As expected, this model combines private and public cloud environments. Some less-sensitive data is stored in the public cloud, and the more sensitive projects are stored in the private cloud (which can also be on-premise servers). In the hybrid model, organizations utilize multiple vendors with different cloud usage levels to work as one system.
This model represents a cloud dedicated to a few organizations within the same community. In this case, it's not a public cloud (because it's essentially "members only"), but it's also not a private cloud dedicated to a single company. Although it's not particularly popular, it's worth being aware of.
As the name suggests, this model uses more than one cloud provider at a time for redundancy, or increased reliability. Although all public cloud providers provide options for fail-safes, accidents still happen. With multiple cloud providers, you have an added layer of security and comfort knowing that if an accident occurs with one provider, your backup provider will still be available.
At a basic level, companies rent access to anything from applications to storage from a cloud service provider rather than owning onsite infrastructure or data centers. At this point, nearly any service that doesn't require you to be physically close to the computer hardware that you are using can now be delivered via the cloud.

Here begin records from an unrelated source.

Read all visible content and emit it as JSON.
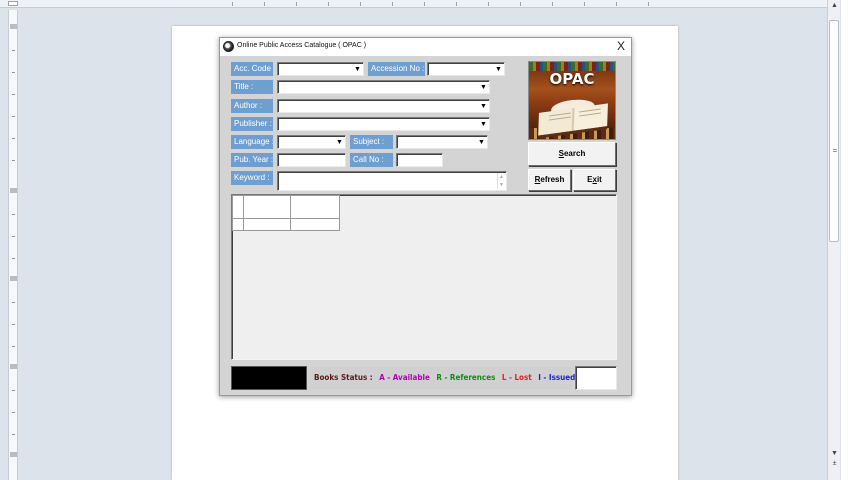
{
  "window": {
    "title": "Online Public Access Catalogue ( OPAC )",
    "close_glyph": "X"
  },
  "form": {
    "acc_code_label": "Acc. Code :",
    "accession_no_label": "Accession No :",
    "title_label": "Title :",
    "author_label": "Author :",
    "publisher_label": "Publisher :",
    "language_label": "Language :",
    "subject_label": "Subject :",
    "pub_year_label": "Pub. Year :",
    "call_no_label": "Call No :",
    "keyword_label": "Keyword :"
  },
  "logo": {
    "text": "OPAC"
  },
  "buttons": {
    "search": "Search",
    "search_mnemonic": "S",
    "refresh": "Refresh",
    "refresh_mnemonic": "R",
    "exit": "Exit",
    "exit_mnemonic": "x"
  },
  "status": {
    "prefix": "Books Status :",
    "legend": [
      {
        "text": "A - Available",
        "color": "#b000b0"
      },
      {
        "text": "R - References",
        "color": "#138a13"
      },
      {
        "text": "L - Lost",
        "color": "#e0201e"
      },
      {
        "text": "I - Issued",
        "color": "#2020d0"
      }
    ]
  },
  "icons": {
    "dropdown": "arrow-down-icon",
    "app": "app-icon"
  }
}
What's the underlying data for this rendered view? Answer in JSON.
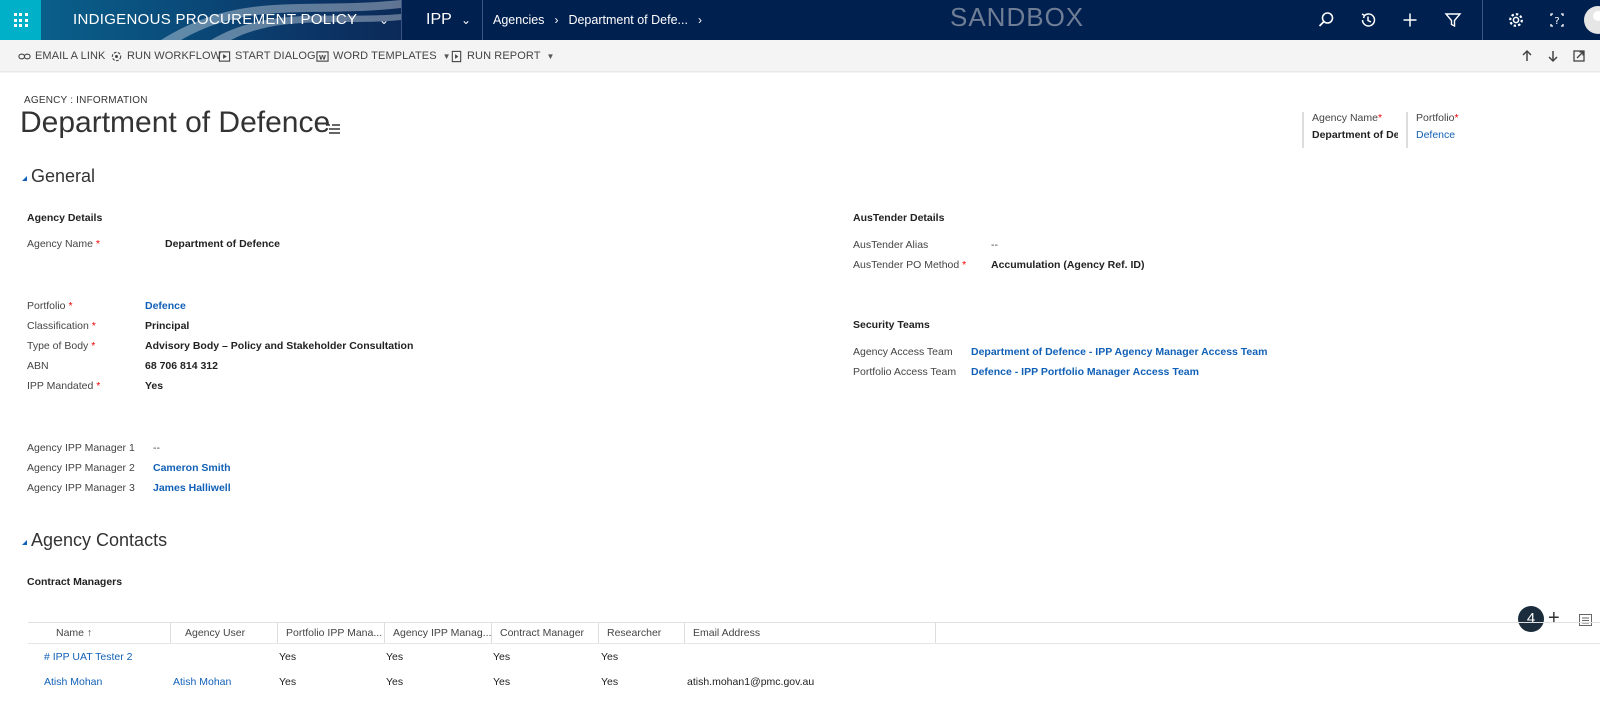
{
  "topbar": {
    "app_name": "INDIGENOUS PROCUREMENT POLICY",
    "module": "IPP",
    "breadcrumb": [
      "Agencies",
      "Department of Defe..."
    ],
    "watermark": "SANDBOX"
  },
  "commands": {
    "email_link": "EMAIL A LINK",
    "run_workflow": "RUN WORKFLOW",
    "start_dialog": "START DIALOG",
    "word_templates": "WORD TEMPLATES",
    "run_report": "RUN REPORT"
  },
  "record": {
    "entity_type": "AGENCY : INFORMATION",
    "title": "Department of Defence",
    "header_fields": [
      {
        "label": "Agency Name",
        "value": "Department of Defence"
      },
      {
        "label": "Portfolio",
        "value": "Defence"
      }
    ]
  },
  "general": {
    "title": "General",
    "agency_details": {
      "title": "Agency Details",
      "agency_name": {
        "label": "Agency Name",
        "value": "Department of Defence"
      },
      "portfolio": {
        "label": "Portfolio",
        "value": "Defence"
      },
      "classification": {
        "label": "Classification",
        "value": "Principal"
      },
      "type_of_body": {
        "label": "Type of Body",
        "value": "Advisory Body – Policy and Stakeholder Consultation"
      },
      "abn": {
        "label": "ABN",
        "value": "68 706 814 312"
      },
      "ipp_mandated": {
        "label": "IPP Mandated",
        "value": "Yes"
      },
      "manager1": {
        "label": "Agency IPP Manager 1",
        "value": "--"
      },
      "manager2": {
        "label": "Agency IPP Manager 2",
        "value": "Cameron Smith"
      },
      "manager3": {
        "label": "Agency IPP Manager 3",
        "value": "James Halliwell"
      }
    },
    "austender": {
      "title": "AusTender Details",
      "alias": {
        "label": "AusTender Alias",
        "value": "--"
      },
      "po_method": {
        "label": "AusTender PO Method",
        "value": "Accumulation (Agency Ref. ID)"
      }
    },
    "security": {
      "title": "Security Teams",
      "agency_team": {
        "label": "Agency Access Team",
        "value": "Department of Defence - IPP Agency Manager Access Team"
      },
      "portfolio_team": {
        "label": "Portfolio Access Team",
        "value": "Defence - IPP Portfolio Manager Access Team"
      }
    }
  },
  "contacts": {
    "title": "Agency Contacts",
    "subgrid_title": "Contract Managers",
    "badge": "4",
    "add": "+",
    "columns": [
      "Name ↑",
      "Agency User",
      "Portfolio IPP Mana...",
      "Agency IPP Manag...",
      "Contract Manager",
      "Researcher",
      "Email Address"
    ],
    "rows": [
      {
        "name": "# IPP UAT Tester 2",
        "agency_user": "",
        "portfolio_mgr": "Yes",
        "agency_mgr": "Yes",
        "contract_mgr": "Yes",
        "researcher": "Yes",
        "email": ""
      },
      {
        "name": "Atish Mohan",
        "agency_user": "Atish Mohan",
        "portfolio_mgr": "Yes",
        "agency_mgr": "Yes",
        "contract_mgr": "Yes",
        "researcher": "Yes",
        "email": "atish.mohan1@pmc.gov.au"
      }
    ]
  },
  "colors": {
    "topbar": "#002050",
    "waffle": "#00b0c8",
    "link": "#1160b7",
    "required": "#ee0000"
  }
}
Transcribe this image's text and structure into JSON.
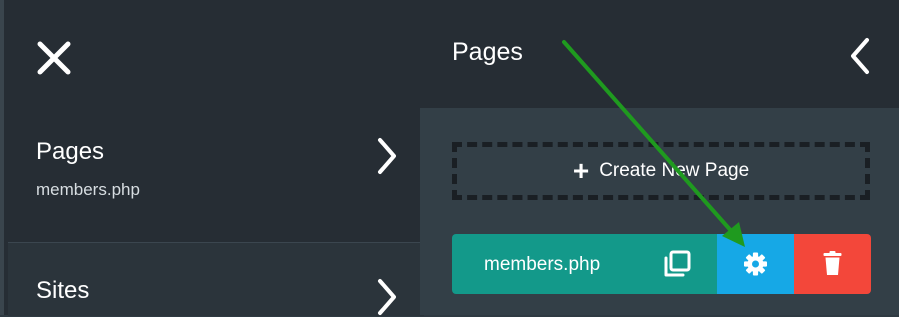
{
  "left_panel": {
    "close_icon": "close-icon",
    "nav": [
      {
        "title": "Pages",
        "subtitle": "members.php",
        "icon": "chevron-right-icon"
      },
      {
        "title": "Sites",
        "icon": "chevron-right-icon"
      }
    ]
  },
  "right_panel": {
    "title": "Pages",
    "back_icon": "chevron-left-icon",
    "create_button": {
      "icon": "plus-icon",
      "label": "Create New Page"
    },
    "pages": [
      {
        "name": "members.php",
        "duplicate_icon": "duplicate-icon",
        "settings_icon": "gear-icon",
        "delete_icon": "trash-icon"
      }
    ]
  },
  "annotation": {
    "arrow_color": "#1f9a1f"
  },
  "colors": {
    "page_row": "#13998a",
    "settings": "#16a8e6",
    "delete": "#f3473a",
    "panel_dark": "#262d34",
    "panel": "#333f47"
  }
}
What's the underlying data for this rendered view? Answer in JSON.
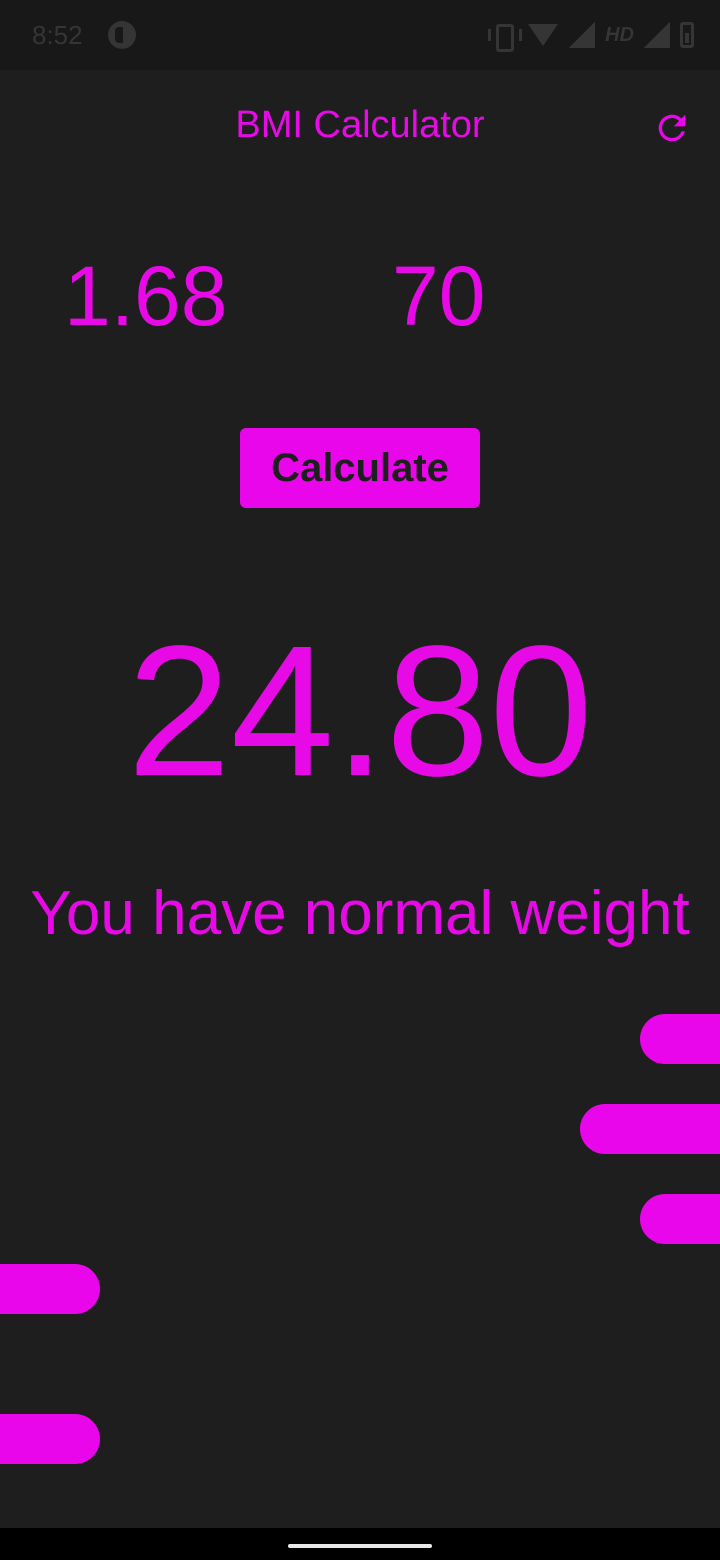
{
  "status_bar": {
    "time": "8:52",
    "hd_label": "HD"
  },
  "app": {
    "title": "BMI Calculator",
    "refresh_icon": "refresh-icon"
  },
  "inputs": {
    "height_value": "1.68",
    "weight_value": "70"
  },
  "actions": {
    "calculate_label": "Calculate"
  },
  "result": {
    "bmi_value": "24.80",
    "message": "You have normal weight"
  },
  "colors": {
    "accent": "#ea06ea",
    "background": "#1e1e1e",
    "status_bar": "#181818"
  }
}
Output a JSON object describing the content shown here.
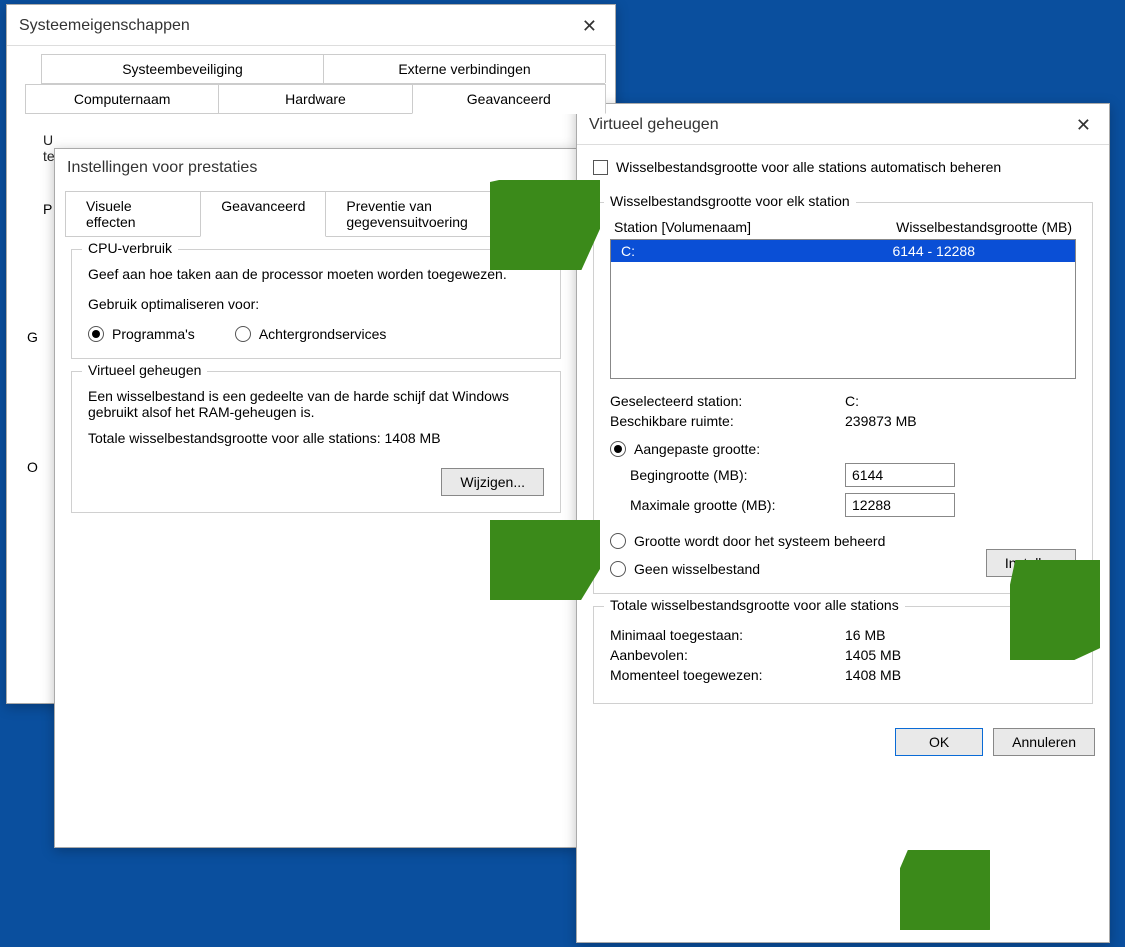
{
  "win1": {
    "title": "Systeemeigenschappen",
    "tabs_upper": [
      "Systeembeveiliging",
      "Externe verbindingen"
    ],
    "tabs_lower": [
      "Computernaam",
      "Hardware",
      "Geavanceerd"
    ],
    "body_fragment_1": "U",
    "body_fragment_2": "te"
  },
  "win2": {
    "title": "Instellingen voor prestaties",
    "tabs": [
      "Visuele effecten",
      "Geavanceerd",
      "Preventie van gegevensuitvoering"
    ],
    "cpu": {
      "legend": "CPU-verbruik",
      "desc": "Geef aan hoe taken aan de processor moeten worden toegewezen.",
      "opt_label": "Gebruik optimaliseren voor:",
      "opt_programs": "Programma's",
      "opt_bg": "Achtergrondservices"
    },
    "vm": {
      "legend": "Virtueel geheugen",
      "desc1": "Een wisselbestand is een gedeelte van de harde schijf dat Windows gebruikt alsof het RAM-geheugen is.",
      "total_label": "Totale wisselbestandsgrootte voor alle stations:",
      "total_value": "1408 MB",
      "change_btn": "Wijzigen..."
    },
    "p_label": "P",
    "g_label": "G",
    "o_label": "O"
  },
  "win3": {
    "title": "Virtueel geheugen",
    "auto_chk": "Wisselbestandsgrootte voor alle stations automatisch beheren",
    "per_station_legend": "Wisselbestandsgrootte voor elk station",
    "col_station": "Station [Volumenaam]",
    "col_size": "Wisselbestandsgrootte (MB)",
    "drives": [
      {
        "name": "C:",
        "size": "6144 - 12288"
      }
    ],
    "selected_station_label": "Geselecteerd station:",
    "selected_station_value": "C:",
    "avail_label": "Beschikbare ruimte:",
    "avail_value": "239873 MB",
    "radio_custom": "Aangepaste grootte:",
    "initial_label": "Begingrootte (MB):",
    "initial_value": "6144",
    "max_label": "Maximale grootte (MB):",
    "max_value": "12288",
    "radio_system": "Grootte wordt door het systeem beheerd",
    "radio_none": "Geen wisselbestand",
    "set_btn": "Instellen",
    "totals_legend": "Totale wisselbestandsgrootte voor alle stations",
    "min_label": "Minimaal toegestaan:",
    "min_value": "16 MB",
    "rec_label": "Aanbevolen:",
    "rec_value": "1405 MB",
    "cur_label": "Momenteel toegewezen:",
    "cur_value": "1408 MB",
    "ok_btn": "OK",
    "cancel_btn": "Annuleren"
  }
}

Although there's a significant amount of cloud-related information, here's the takeaway: with an internet
connection, cloud computing allows you to work anywhere, anytime.
Traditionally the most widely discussed benefit is avoiding the upfront cost of owning and maintaining on-premise IT infrastructure, decreased complexity, increased security, and faster deployment times. However, in this era, the focus is shifting to the benefits for remote-work productivity: connectivity and accessibility, increased collaboration, and improved efficiency.
Connectivity and accessibility
With cloud technology, users within your organization can access all your files from anywhere, using any device. All information is accessible 24/7 with an internet connection. With that freedom also comes decreased risk since files are no longer stored on any physical computer.
Switching to the cloud supports simultaneous syncing, working, and sharing files in real-time, thereby increasing the collaboration and efficiency of employees. Now the location of employees is insignificant; employees from all over the world can collaborate seamlessly.
Gone are the days when you worry about your organization's power requirements, space considerations, expensive computer hardware, or software updates. Similarly, the downtime associated with these issues is in the past. When you shift to the cloud, your entire company can stay focused on building quality relationships that generate revenue, not on IT issues.
The Future of Remote Work
Increased flexibility, enhanced integration capabilities, improved work processes, and reduced overhead costs will continue to drive organizations to utilize the cloud. Small and medium-sized businesses (SMBs) can now compete with larger corporations as new, powerful web-based business apps shift the financial costs and bridge the "software divide" that once separated them.
With this technology, SMBs can measure significant benefits from their cloud investments, including increased productivity throughout their organization. With unbounded connectivity and accessibility, increased collaboration, and improved efficiency, your organization can operate at its intended level.
Are you curious about how you can boost internal productivity? Our experts would be honored to answer any questions you may have – and don't forget to check out our free monthly training session focused on enabling your teams to do their best work.